■ Your task
Type each record below again, with the same words.

*** Opening Material supplied ***

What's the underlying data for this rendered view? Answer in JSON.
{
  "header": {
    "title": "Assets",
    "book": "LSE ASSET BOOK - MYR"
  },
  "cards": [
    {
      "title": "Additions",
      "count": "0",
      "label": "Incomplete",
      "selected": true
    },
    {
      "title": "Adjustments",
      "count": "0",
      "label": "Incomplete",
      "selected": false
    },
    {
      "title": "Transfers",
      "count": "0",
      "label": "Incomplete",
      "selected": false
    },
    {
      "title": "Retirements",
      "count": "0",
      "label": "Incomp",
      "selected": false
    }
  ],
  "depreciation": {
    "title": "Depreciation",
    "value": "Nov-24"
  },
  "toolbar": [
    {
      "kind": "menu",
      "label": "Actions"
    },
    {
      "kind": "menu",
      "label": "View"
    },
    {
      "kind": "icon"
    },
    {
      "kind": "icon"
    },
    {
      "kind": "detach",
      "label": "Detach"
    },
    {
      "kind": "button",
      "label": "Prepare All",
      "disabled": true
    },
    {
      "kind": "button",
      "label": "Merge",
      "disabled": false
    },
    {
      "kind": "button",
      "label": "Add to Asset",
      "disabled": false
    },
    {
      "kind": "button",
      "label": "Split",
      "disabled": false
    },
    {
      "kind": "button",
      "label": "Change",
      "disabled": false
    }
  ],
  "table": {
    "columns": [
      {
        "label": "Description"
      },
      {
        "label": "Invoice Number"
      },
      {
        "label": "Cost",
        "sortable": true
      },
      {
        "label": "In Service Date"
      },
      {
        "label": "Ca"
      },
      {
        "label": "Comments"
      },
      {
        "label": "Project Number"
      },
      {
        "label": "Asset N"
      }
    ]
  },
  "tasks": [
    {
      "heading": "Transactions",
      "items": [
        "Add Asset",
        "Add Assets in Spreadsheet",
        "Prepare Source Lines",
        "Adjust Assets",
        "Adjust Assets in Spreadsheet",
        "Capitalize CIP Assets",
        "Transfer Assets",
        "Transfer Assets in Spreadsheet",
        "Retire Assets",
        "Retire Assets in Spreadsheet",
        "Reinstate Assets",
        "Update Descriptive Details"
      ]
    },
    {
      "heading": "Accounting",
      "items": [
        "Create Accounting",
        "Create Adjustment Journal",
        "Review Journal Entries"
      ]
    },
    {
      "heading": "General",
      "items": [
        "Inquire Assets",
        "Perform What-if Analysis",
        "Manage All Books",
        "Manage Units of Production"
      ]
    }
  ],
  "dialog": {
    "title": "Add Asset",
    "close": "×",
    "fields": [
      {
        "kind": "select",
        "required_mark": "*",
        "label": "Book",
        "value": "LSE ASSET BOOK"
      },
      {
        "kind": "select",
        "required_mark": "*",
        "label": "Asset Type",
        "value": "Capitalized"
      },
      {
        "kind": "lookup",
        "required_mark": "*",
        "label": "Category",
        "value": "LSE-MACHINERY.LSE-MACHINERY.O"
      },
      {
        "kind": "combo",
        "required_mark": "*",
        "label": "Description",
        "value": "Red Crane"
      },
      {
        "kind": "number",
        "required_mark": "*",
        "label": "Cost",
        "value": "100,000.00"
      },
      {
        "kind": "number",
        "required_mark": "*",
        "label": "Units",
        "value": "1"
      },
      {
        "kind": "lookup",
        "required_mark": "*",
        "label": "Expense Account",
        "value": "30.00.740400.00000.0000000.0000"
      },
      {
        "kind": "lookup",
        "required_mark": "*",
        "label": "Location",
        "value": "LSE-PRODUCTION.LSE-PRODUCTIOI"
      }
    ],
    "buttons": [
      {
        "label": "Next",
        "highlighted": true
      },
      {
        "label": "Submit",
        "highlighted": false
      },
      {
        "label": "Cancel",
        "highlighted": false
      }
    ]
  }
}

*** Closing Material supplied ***

■ Task answer
What's the underlying data for this rendered view? Answer in JSON.
{
  "header": {
    "title": "Assets",
    "book": "LSE ASSET BOOK - MYR"
  },
  "cards": [
    {
      "title": "Additions",
      "count": "0",
      "label": "Incomplete",
      "selected": true
    },
    {
      "title": "Adjustments",
      "count": "0",
      "label": "Incomplete",
      "selected": false
    },
    {
      "title": "Transfers",
      "count": "0",
      "label": "Incomplete",
      "selected": false
    },
    {
      "title": "Retirements",
      "count": "0",
      "label": "Incomp",
      "selected": false
    }
  ],
  "depreciation": {
    "title": "Depreciation",
    "value": "Nov-24"
  },
  "toolbar": [
    {
      "kind": "menu",
      "label": "Actions"
    },
    {
      "kind": "menu",
      "label": "View"
    },
    {
      "kind": "icon"
    },
    {
      "kind": "icon"
    },
    {
      "kind": "detach",
      "label": "Detach"
    },
    {
      "kind": "button",
      "label": "Prepare All",
      "disabled": true
    },
    {
      "kind": "button",
      "label": "Merge",
      "disabled": false
    },
    {
      "kind": "button",
      "label": "Add to Asset",
      "disabled": false
    },
    {
      "kind": "button",
      "label": "Split",
      "disabled": false
    },
    {
      "kind": "button",
      "label": "Change",
      "disabled": false
    }
  ],
  "table": {
    "columns": [
      {
        "label": "Description"
      },
      {
        "label": "Invoice Number"
      },
      {
        "label": "Cost",
        "sortable": true
      },
      {
        "label": "In Service Date"
      },
      {
        "label": "Ca"
      },
      {
        "label": "Comments"
      },
      {
        "label": "Project Number"
      },
      {
        "label": "Asset N"
      }
    ]
  },
  "tasks": [
    {
      "heading": "Transactions",
      "items": [
        "Add Asset",
        "Add Assets in Spreadsheet",
        "Prepare Source Lines",
        "Adjust Assets",
        "Adjust Assets in Spreadsheet",
        "Capitalize CIP Assets",
        "Transfer Assets",
        "Transfer Assets in Spreadsheet",
        "Retire Assets",
        "Retire Assets in Spreadsheet",
        "Reinstate Assets",
        "Update Descriptive Details"
      ]
    },
    {
      "heading": "Accounting",
      "items": [
        "Create Accounting",
        "Create Adjustment Journal",
        "Review Journal Entries"
      ]
    },
    {
      "heading": "General",
      "items": [
        "Inquire Assets",
        "Perform What-if Analysis",
        "Manage All Books",
        "Manage Units of Production"
      ]
    }
  ],
  "dialog": {
    "title": "Add Asset",
    "close": "×",
    "fields": [
      {
        "kind": "select",
        "required_mark": "*",
        "label": "Book",
        "value": "LSE ASSET BOOK"
      },
      {
        "kind": "select",
        "required_mark": "*",
        "label": "Asset Type",
        "value": "Capitalized"
      },
      {
        "kind": "lookup",
        "required_mark": "*",
        "label": "Category",
        "value": "LSE-MACHINERY.LSE-MACHINERY.O"
      },
      {
        "kind": "combo",
        "required_mark": "*",
        "label": "Description",
        "value": "Red Crane"
      },
      {
        "kind": "number",
        "required_mark": "*",
        "label": "Cost",
        "value": "100,000.00"
      },
      {
        "kind": "number",
        "required_mark": "*",
        "label": "Units",
        "value": "1"
      },
      {
        "kind": "lookup",
        "required_mark": "*",
        "label": "Expense Account",
        "value": "30.00.740400.00000.0000000.0000"
      },
      {
        "kind": "lookup",
        "required_mark": "*",
        "label": "Location",
        "value": "LSE-PRODUCTION.LSE-PRODUCTIOI"
      }
    ],
    "buttons": [
      {
        "label": "Next",
        "highlighted": true
      },
      {
        "label": "Submit",
        "highlighted": false
      },
      {
        "label": "Cancel",
        "highlighted": false
      }
    ]
  }
}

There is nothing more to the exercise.